Following last year’s double sided single Nothing Can Stop Us/Take Me High Soothsayers is back with a brand new four track EP where the band has reworked previously released cuts. This is their first release on their new label Wah Wah 45s and it bodes very well for future releases.
As usual the songs are influenced by a broad variety of musical styles. Always with a reggae backbone though. The grooves are deep. The three part vocal harmonies are tight. And the horn arrangements are sublime with excellent interplay between each part.
Soothsayers has created their own take on funky and soulful reggae where they let the rhythms speak and not being controlled by music boundaries.
On Jamaican chanter Lutan Fyah’s first album in three years he’s right back where he started some 13 years ago. He has again teamed up with Lustre Kings, or at least parts of Lustre Kings, since producer, songwriter and musician Andrew “Moon” Bain is not only part of Lustre Kings, but is also one third of Zion I Kings, the production trio responsible for Music Never Dies.
This album is however his first for Tippy I’s – also one third of Zion I Kings – I Grade Records. And Music Never Dies is excellent from start to finish. Lutan Fyah is at his fiercest and sweetest spitting lyrics and singing sweet on cuts like Beat Dem, So Di World Ah Run and the uplifting title track.

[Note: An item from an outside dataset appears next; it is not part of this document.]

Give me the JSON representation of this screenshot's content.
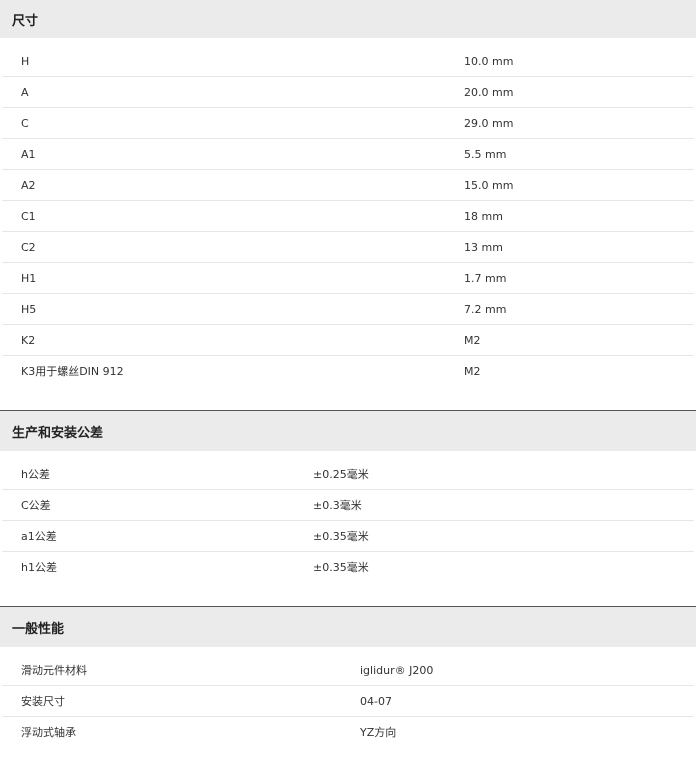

The album is said to have taken four years to complete. And when listening to the album it makes sense. Because Music Never Dies comes with clever and detailed arrangements, infectious melodies and passionate and earnest performances from Lutan Fyah.
Music Never Dies is unfortunately currently only available via iTunes.
Finally Trojan Records returns with another hefty and well-compiled compilation. The Treasure Isle Story comes with four discs and a whopping 115 tracks, of which 29 (!) are new to CD, including unreleased versions and alternate cuts.
Duke Reid and his label Treasure Isle have been compiled many, many times over the years, but this compilation is the first comprehensive anthology and includes a deep look at reggae – from mento and ska to reggae and of course rocksteady; this is what made Treasure Isle famous. Duke Reid certainly had a keen ear for melody.
The hits here are way too many to mention, but standout cuts include Justin Hinds & The Dominoes’ raw Carry Go Bring Home, The Techniques’ beautiful You Don’t Care and Jaya Landis’ pulsating Moonlight Lover.
Gems from the deeper side of the vaults include The Silvertones’ lively Don’t Run For A Hiding Place and Pat Kelly’s a cappella version of the gorgeous I Wish It Would Rain.
This album is well-balanced and comes at a bargain price. Essential to any music collection.
If Zion I Kings’ debut dub album Dub in Style was a melodious and graceful affair the second one Dub in Zion is something different. It’s more of everything. And heavier, darker and more experimental than its predecessor.
Zion I Kings’ bass player and producer Jah David is responsible for most of the mixing, even though fellow musicians Tippy I and Moon Bain lend their talents to the project as well. Together they have utilized plenty of effects and cutting-edge dub wizardry.
Dub in Zion collects ten tracks, of which the majority are unreleased rhythm tracks. And one would really like to have vocals put on several of them in the future. Many are eerie and grim – almost nightmarish – with a heavy dose of anxiety and wicked energy.
Standout cuts include the dreamy Humble Thyself Dub with its characteristic bass line, Incient Knowledge Dub with its lingering melody and Iritikal Repatriation Dub with its smattering percussion.
Dub in Zion is far from as immediate as Dub in Style. It’s a certified grower and needs a couple of spins until it can be fully appreciated. But don’t worry – it’s totally worth the effort.